The Roar

REVIEW: Arctic Monkey’s new album “Tranquility Base Hotel and Casino” tells the truth in a variety of styles

Courtesy of Google Images

Courtesy of Google Images

Hang on for a minute...we're trying to find some more stories you might like.


Email This Story






After five years, English rock band Arctic Monkeys finally released their sixth album, “Tranquility Base Hotel and Casino,” last Friday, thus continuing their claim that rock-n-roll never dies.

Unlike most artists in the music industry, Arctic Monkeys did not release any singles previewing the album, letting fans experience it as a collective piece of art. Usually, to tease the fans and give a sneak peak of the music, singers release a few of their best tracks from the album beforehand, but the indie rock band took a bold approach.

Similar to previous albums, Arctic Monkeys continued to prove that they cannot be labeled by one genre. For example, the opener of the album, “Star Treatment,” exudes a vibe of a tranquil indie song while “The World’s First Ever Monster Truck Front Flip” has more of a garage rock feel.

Since the group refuses to write in one style, the direction of the album is also indistinguishable by looking at the title list. All songs in the album examine space, post-apocalypse universes and technology, but song titles like “The Ultracheese” do not reveal the content. “Tranquility Base Hotel and Casino” covers everything from sci-fi adventures to the not-so-distant future, where everything is media-based and technology takes over the world.

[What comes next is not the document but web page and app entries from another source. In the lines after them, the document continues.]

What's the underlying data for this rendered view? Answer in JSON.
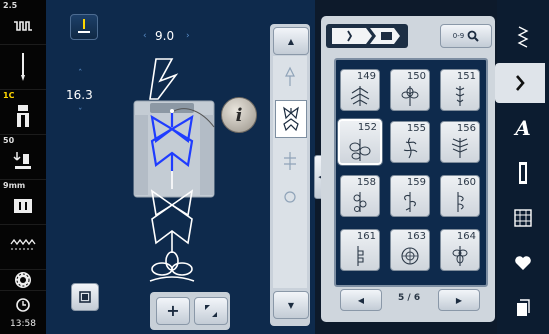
{
  "status": {
    "needle_width": "2.5",
    "presser_foot_indicator": "1C",
    "foot_pressure": "50",
    "thread_width": "9mm",
    "clock": "13:58"
  },
  "stitch": {
    "width_value": "9.0",
    "length_value": "16.3",
    "info_label": "i"
  },
  "panel": {
    "search_label": "0-9",
    "page_indicator": "5 / 6",
    "cells": [
      {
        "number": "149"
      },
      {
        "number": "150"
      },
      {
        "number": "151"
      },
      {
        "number": "152"
      },
      {
        "number": "155"
      },
      {
        "number": "156"
      },
      {
        "number": "158"
      },
      {
        "number": "159"
      },
      {
        "number": "160"
      },
      {
        "number": "161"
      },
      {
        "number": "163"
      },
      {
        "number": "164"
      }
    ],
    "selected_stitch": "152"
  },
  "categories": [
    "practical-stitches",
    "decorative-stitches",
    "alphabets",
    "buttonholes",
    "quilt-stitches",
    "favorites",
    "personal-memory"
  ],
  "accent_colors": {
    "highlight_stitch": "#1f3cff",
    "selected_border": "#ffffff"
  }
}
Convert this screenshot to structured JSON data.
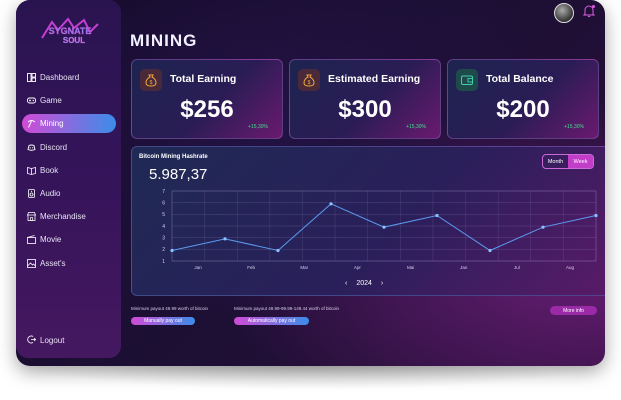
{
  "app": {
    "logo_text": "SYGNATE SOUL"
  },
  "sidebar": {
    "items": [
      {
        "label": "Dashboard",
        "icon": "dashboard-icon"
      },
      {
        "label": "Game",
        "icon": "gamepad-icon"
      },
      {
        "label": "Mining",
        "icon": "pickaxe-icon",
        "active": true
      },
      {
        "label": "Discord",
        "icon": "discord-icon"
      },
      {
        "label": "Book",
        "icon": "book-icon"
      },
      {
        "label": "Audio",
        "icon": "audio-icon"
      },
      {
        "label": "Merchandise",
        "icon": "store-icon"
      },
      {
        "label": "Movie",
        "icon": "movie-icon"
      },
      {
        "label": "Asset's",
        "icon": "image-icon"
      }
    ],
    "logout_label": "Logout"
  },
  "header": {
    "title": "MINING"
  },
  "cards": [
    {
      "title": "Total Earning",
      "value": "$256",
      "delta": "+15,30%",
      "icon": "money-bag-icon"
    },
    {
      "title": "Estimated Earning",
      "value": "$300",
      "delta": "+15,30%",
      "icon": "money-bag-icon"
    },
    {
      "title": "Total Balance",
      "value": "$200",
      "delta": "+15,30%",
      "icon": "wallet-icon"
    }
  ],
  "chart_panel": {
    "title": "Bitcoin Mining Hashrate",
    "value": "5.987,37",
    "toggle": {
      "month": "Month",
      "week": "Week",
      "selected": "Week"
    },
    "year": "2024"
  },
  "chart_data": {
    "type": "line",
    "title": "Bitcoin Mining Hashrate",
    "categories": [
      "Jan",
      "Feb",
      "Mar",
      "Apr",
      "Mai",
      "Jan",
      "Jul",
      "Aug"
    ],
    "x_positions": [
      0,
      1,
      2,
      3,
      4,
      5,
      6,
      7,
      8,
      9,
      10,
      11,
      12,
      13
    ],
    "values": [
      1.9,
      2.9,
      1.9,
      5.9,
      3.9,
      4.9,
      1.9,
      3.9,
      4.9
    ],
    "yticks": [
      1,
      2,
      3,
      4,
      5,
      6,
      7
    ],
    "ylim": [
      1,
      7
    ],
    "grid": true,
    "color": "#5b9cf0"
  },
  "footer": {
    "manual_note": "Minimum payout 49.99 worth of bitcoin",
    "manual_button": "Manually pay out",
    "auto_note": "Minimum payout 49.99-99.99-149.44 worth of bitcoin",
    "auto_button": "Automatically pay out",
    "more_info": "More info"
  }
}
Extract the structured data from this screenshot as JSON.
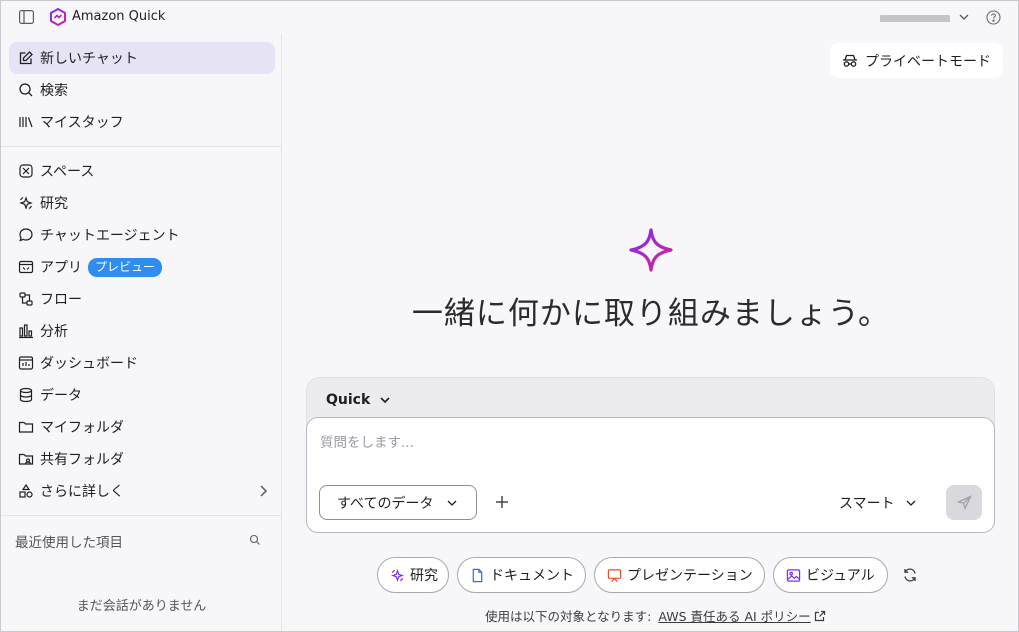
{
  "app": {
    "title": "Amazon Quick"
  },
  "sidebar": {
    "new_chat": "新しいチャット",
    "search": "検索",
    "my_stuff": "マイスタッフ",
    "spaces": "スペース",
    "research": "研究",
    "chat_agents": "チャットエージェント",
    "apps": "アプリ",
    "apps_badge": "プレビュー",
    "flows": "フロー",
    "analysis": "分析",
    "dashboards": "ダッシュボード",
    "data": "データ",
    "my_folders": "マイフォルダ",
    "shared_folders": "共有フォルダ",
    "more": "さらに詳しく",
    "recent_label": "最近使用した項目",
    "empty_text": "まだ会話がありません"
  },
  "main": {
    "private_mode": "プライベートモード",
    "headline": "一緒に何かに取り組みましょう。",
    "model": "Quick",
    "input_placeholder": "質問をします...",
    "data_scope": "すべてのデータ",
    "mode": "スマート",
    "chips": {
      "research": "研究",
      "document": "ドキュメント",
      "presentation": "プレゼンテーション",
      "visual": "ビジュアル"
    },
    "footer_prefix": "使用は以下の対象となります:",
    "footer_link": "AWS 責任ある AI ポリシー"
  },
  "colors": {
    "accent": "#e6e3f5",
    "badge": "#2f8cf0",
    "brand_gradient_start": "#7b2ff7",
    "brand_gradient_end": "#e0208a"
  },
  "icons": [
    "sidebar-toggle-icon",
    "quick-logo-icon",
    "chevron-down-icon",
    "help-icon",
    "edit-icon",
    "search-icon",
    "library-icon",
    "spaces-icon",
    "research-icon",
    "chat-icon",
    "apps-icon",
    "flow-icon",
    "chart-icon",
    "dashboard-icon",
    "database-icon",
    "folder-icon",
    "shared-folder-icon",
    "shapes-icon",
    "chevron-right-icon",
    "incognito-icon",
    "sparkle-icon",
    "plus-icon",
    "send-icon",
    "document-icon",
    "presentation-icon",
    "image-icon",
    "refresh-icon",
    "external-link-icon"
  ]
}
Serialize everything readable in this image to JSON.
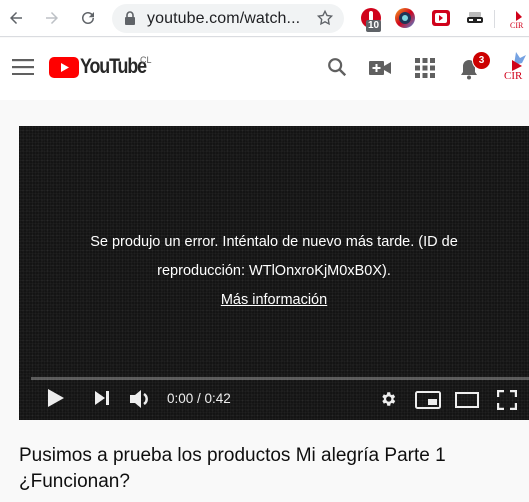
{
  "browser": {
    "url": "youtube.com/watch...",
    "extensions": [
      {
        "name": "ext-red-hand",
        "badge": "10"
      },
      {
        "name": "ext-color-circle"
      },
      {
        "name": "ext-red-tv"
      },
      {
        "name": "ext-incognito-mask"
      }
    ],
    "icons": {
      "back": "arrow-left-icon",
      "forward": "arrow-right-icon",
      "reload": "reload-icon",
      "lock": "lock-icon",
      "star": "star-icon"
    }
  },
  "header": {
    "logo_text": "YouTube",
    "country_code": "CL",
    "notification_count": "3",
    "avatar_text": "CIR",
    "colors": {
      "brand_red": "#ff0000",
      "badge_red": "#cc0000"
    }
  },
  "player": {
    "error_line1": "Se produjo un error. Inténtalo de nuevo más tarde. (ID de",
    "error_line2": "reproducción: WTlOnxroKjM0xB0X).",
    "more_info": "Más información",
    "time": "0:00 / 0:42",
    "progress": 0
  },
  "video": {
    "title": "Pusimos a prueba los productos Mi alegría Parte 1 ¿Funcionan?"
  }
}
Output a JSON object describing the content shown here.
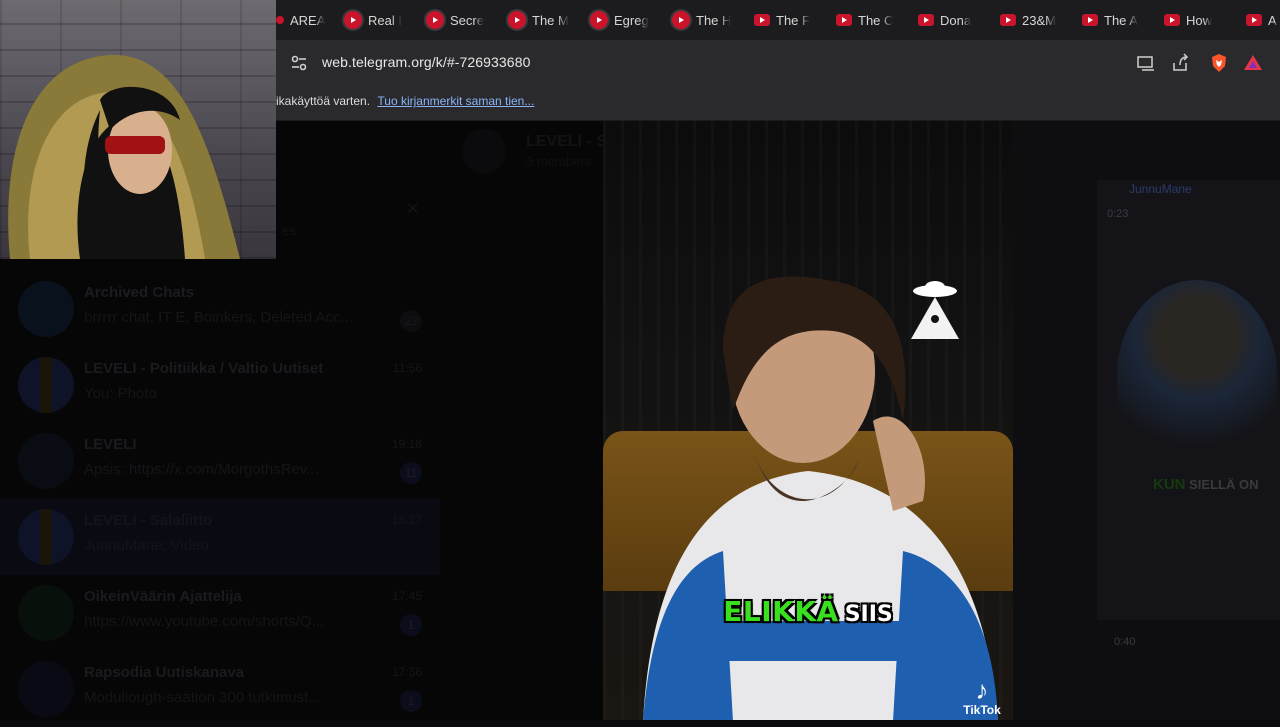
{
  "browser": {
    "tabs": [
      {
        "title": "AREA",
        "icon": "dot-icon"
      },
      {
        "title": "Real I",
        "icon": "youtube-icon"
      },
      {
        "title": "Secre",
        "icon": "youtube-icon"
      },
      {
        "title": "The M",
        "icon": "youtube-icon"
      },
      {
        "title": "Egreg",
        "icon": "youtube-icon"
      },
      {
        "title": "The H",
        "icon": "youtube-icon"
      },
      {
        "title": "The F",
        "icon": "youtube-icon"
      },
      {
        "title": "The C",
        "icon": "youtube-icon"
      },
      {
        "title": "Dona",
        "icon": "youtube-icon"
      },
      {
        "title": "23&M",
        "icon": "youtube-icon"
      },
      {
        "title": "The A",
        "icon": "youtube-icon"
      },
      {
        "title": "How",
        "icon": "youtube-icon"
      },
      {
        "title": "A",
        "icon": "youtube-icon"
      }
    ],
    "url": "web.telegram.org/k/#-726933680",
    "bookmark_bar": {
      "text": "ikakäyttöä varten.",
      "link": "Tuo kirjanmerkit saman tien..."
    }
  },
  "telegram": {
    "header": {
      "title": "LEVELI - S",
      "subtitle": "3 members"
    },
    "search_placeholder": "es",
    "chats": [
      {
        "title": "Archived Chats",
        "preview": "brrrrr chat, IT E, Boinkers, Deleted Acc...",
        "time": "",
        "badge": "22"
      },
      {
        "title": "LEVELI - Politiikka / Valtio Uutiset",
        "preview": "You: Photo",
        "time": "11:56",
        "badge": ""
      },
      {
        "title": "LEVELI",
        "preview": "Apsis: https://x.com/MorgothsRev...",
        "time": "19:18",
        "badge": "11"
      },
      {
        "title": "LEVELI - Salaliitto",
        "preview": "JunnuMane: Video",
        "time": "18:27",
        "badge": ""
      },
      {
        "title": "OikeinVäärin Ajattelija",
        "preview": "https://www.youtube.com/shorts/Q...",
        "time": "17:45",
        "badge": "1"
      },
      {
        "title": "Rapsodia Uutiskanava",
        "preview": "Moduliough-saation 300 tutkimust...",
        "time": "17:36",
        "badge": "1"
      }
    ]
  },
  "video": {
    "caption_highlight": "ELIKKÄ",
    "caption_rest": "SIIS",
    "watermark": "TikTok"
  },
  "side_copy": {
    "sender": "JunnuMane",
    "time": "0:23",
    "caption_highlight": "KUN",
    "caption_rest": "SIELLÄ ON",
    "time2": "0:40"
  }
}
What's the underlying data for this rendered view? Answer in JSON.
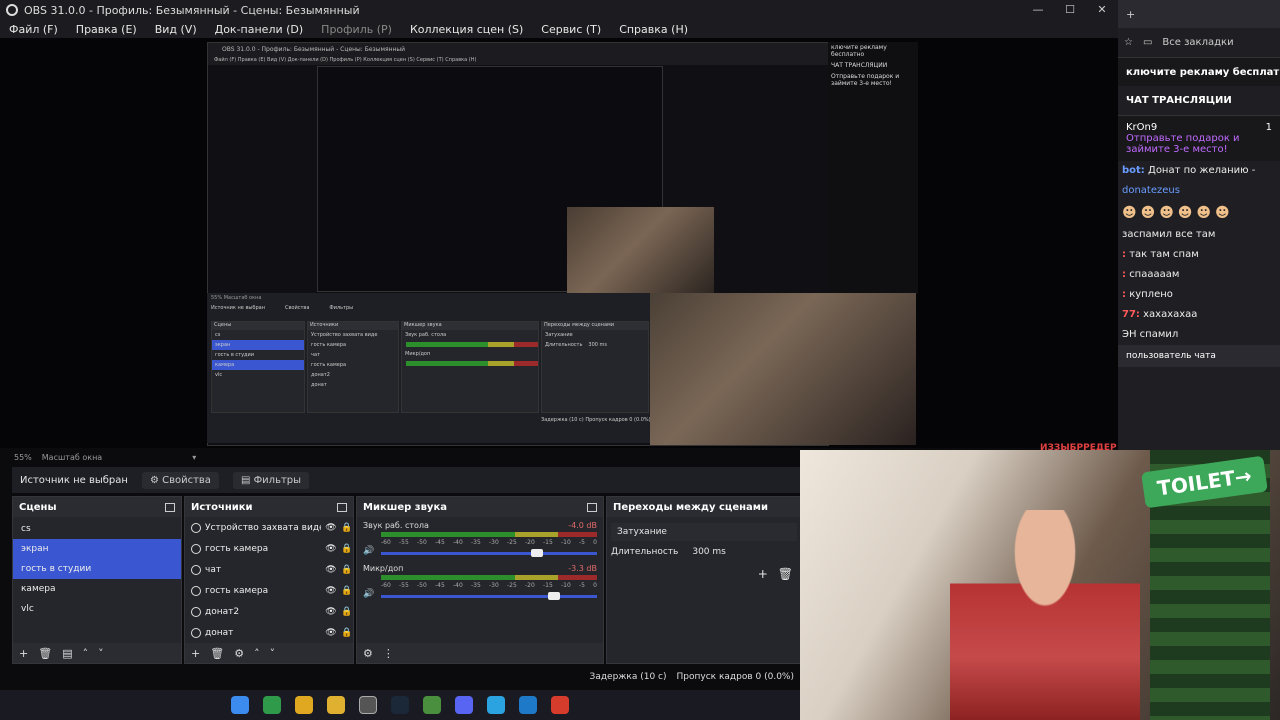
{
  "window": {
    "title": "OBS 31.0.0 - Профиль: Безымянный - Сцены: Безымянный",
    "minimize": "—",
    "maximize": "☐",
    "close": "✕"
  },
  "menu": [
    {
      "label": "Файл (F)",
      "disabled": false
    },
    {
      "label": "Правка (E)",
      "disabled": false
    },
    {
      "label": "Вид (V)",
      "disabled": false
    },
    {
      "label": "Док-панели (D)",
      "disabled": false
    },
    {
      "label": "Профиль (P)",
      "disabled": true
    },
    {
      "label": "Коллекция сцен (S)",
      "disabled": false
    },
    {
      "label": "Сервис (T)",
      "disabled": false
    },
    {
      "label": "Справка (H)",
      "disabled": false
    }
  ],
  "nested_preview": {
    "title": "OBS 31.0.0 - Профиль: Безымянный - Сцены: Безымянный",
    "menu": "Файл (F)   Правка (E)   Вид (V)   Док-панели (D)   Профиль (P)   Коллекция сцен (S)   Сервис (T)   Справка (H)",
    "zoom_label": "55%   Масштаб окна",
    "source_label": "Источник не выбран",
    "props": "Свойства",
    "filters": "Фильтры",
    "scenes_hdr": "Сцены",
    "sources_hdr": "Источники",
    "mixer_hdr": "Микшер звука",
    "trans_hdr": "Переходы между сценами",
    "scenes": [
      "cs",
      "экран",
      "гость в студии",
      "камера",
      "vlc"
    ],
    "sources": [
      "Устройство захвата виде",
      "гость камера",
      "чат",
      "гость камера",
      "донат2",
      "донат"
    ],
    "mixer1": "Звук раб. стола",
    "mixer2": "Микр/доп",
    "trans_sel": "Затухание",
    "duration_label": "Длительность",
    "duration_val": "300 ms",
    "status": "Задержка (10 с)   Пропуск кадров 0 (0.0%)"
  },
  "zoom": {
    "value": "55%",
    "label": "Масштаб окна"
  },
  "source_bar": {
    "no_source": "Источник не выбран",
    "properties": "Свойства",
    "filters": "Фильтры"
  },
  "scenes": {
    "header": "Сцены",
    "items": [
      {
        "label": "cs",
        "selected": false
      },
      {
        "label": "экран",
        "selected": true
      },
      {
        "label": "гость в студии",
        "selected": true
      },
      {
        "label": "камера",
        "selected": false
      },
      {
        "label": "vlc",
        "selected": false
      }
    ]
  },
  "sources": {
    "header": "Источники",
    "items": [
      {
        "label": "Устройство захвата виде"
      },
      {
        "label": "гость камера"
      },
      {
        "label": "чат"
      },
      {
        "label": "гость камера"
      },
      {
        "label": "донат2"
      },
      {
        "label": "донат"
      }
    ]
  },
  "mixer": {
    "header": "Микшер звука",
    "channels": [
      {
        "name": "Звук раб. стола",
        "db": "-4.0 dB",
        "volume": 0.72
      },
      {
        "name": "Микр/доп",
        "db": "-3.3 dB",
        "volume": 0.8
      }
    ],
    "ticks": [
      "-60",
      "-55",
      "-50",
      "-45",
      "-40",
      "-35",
      "-30",
      "-25",
      "-20",
      "-15",
      "-10",
      "-5",
      "0"
    ]
  },
  "transitions": {
    "header": "Переходы между сценами",
    "selected": "Затухание",
    "duration_label": "Длительность",
    "duration_value": "300 ms"
  },
  "status": {
    "delay": "Задержка (10 с)",
    "dropped": "Пропуск кадров 0 (0.0%)"
  },
  "browser": {
    "bookmarks": "Все закладки",
    "promo": "ключите рекламу бесплатно",
    "chat_header": "ЧАТ ТРАНСЛЯЦИИ",
    "gift_user": "KrOn9",
    "gift_count": "1",
    "gift_text": "Отправьте подарок и займите 3-е место!",
    "messages": [
      {
        "user": "bot:",
        "text": "Донат по желанию -",
        "blue": false
      },
      {
        "user": "",
        "text": "donatezeus",
        "blue": true
      },
      {
        "user": "",
        "text": "",
        "blue": false
      },
      {
        "user": "",
        "text": "заспамил все там",
        "blue": false
      },
      {
        "user": ":",
        "text": "так там спам",
        "blue": false
      },
      {
        "user": ":",
        "text": "спааааам",
        "blue": false
      },
      {
        "user": ":",
        "text": "куплено",
        "blue": false
      },
      {
        "user": "77:",
        "text": "хахахахаа",
        "blue": false
      },
      {
        "user": "",
        "text": "ЭН спамил",
        "blue": false
      }
    ],
    "emotes": "☻☻☻☻☻☻",
    "user_action": "пользователь чата"
  },
  "overlay_text": "ИЗЗЫБРРЕДЕР"
}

For example, in “She Looks Like Fun,” frontman Alex Turner sings “No one on the streets / We moved it all online as of March.” The song focuses on how in the modern age of technology everyone can say whatever they want anonymously on media.

In “The Ultracheese,” Turner sings, “Still got pictures of friends on the wall / I suppose we aren’t really friends anymore.” By “the wall” he means the old Facebook timeline, and he doubts that having pictures of them on social media makes them real friends.

Turner further explores a technological future with references to George Orwell’s dystopian novel “1984” in which humans are oppressed by the government and all technologies. “Everybody’s on a barge / Floating down the endless stream of great TV / 1984, 2019,” Turner sings.

The fact that Turner is concerned with current issues regarding technology and media shows bands like Arctic Monkeys, who have been around for a while, can still make content relevant to modern-day listeners. Since rock-n-roll is not currently that popular, it is important for Turner to explore topics people should be discussing.

While “Tranquility Base Hotel and Casino” seems like a simple indie rock album with chill tunes and fall vibes, it really gets under listeners’ skin when the lyrics are broken down as most of what Arctic Monkeys sing about is sadly true.

 

Edited 5/14: 4th paragraph. “Ultracheese” to “The Ultracheese”

Print Friendly, PDF & Email

Leave a Comment

All comments are moderated, and any containing offensive or inappropriate content will not be posted. You must use a valid email address when commenting, but your email will not be displayed publicly.

If you want a picture to show with your comment, go get a gravatar.




*

Navigate Right
Navigate Left
The student news site of Santa Clara High School
REVIEW: Arctic Monkey’s new album “Tranquility Base Hotel and Casino” tells the truth in a variety of styles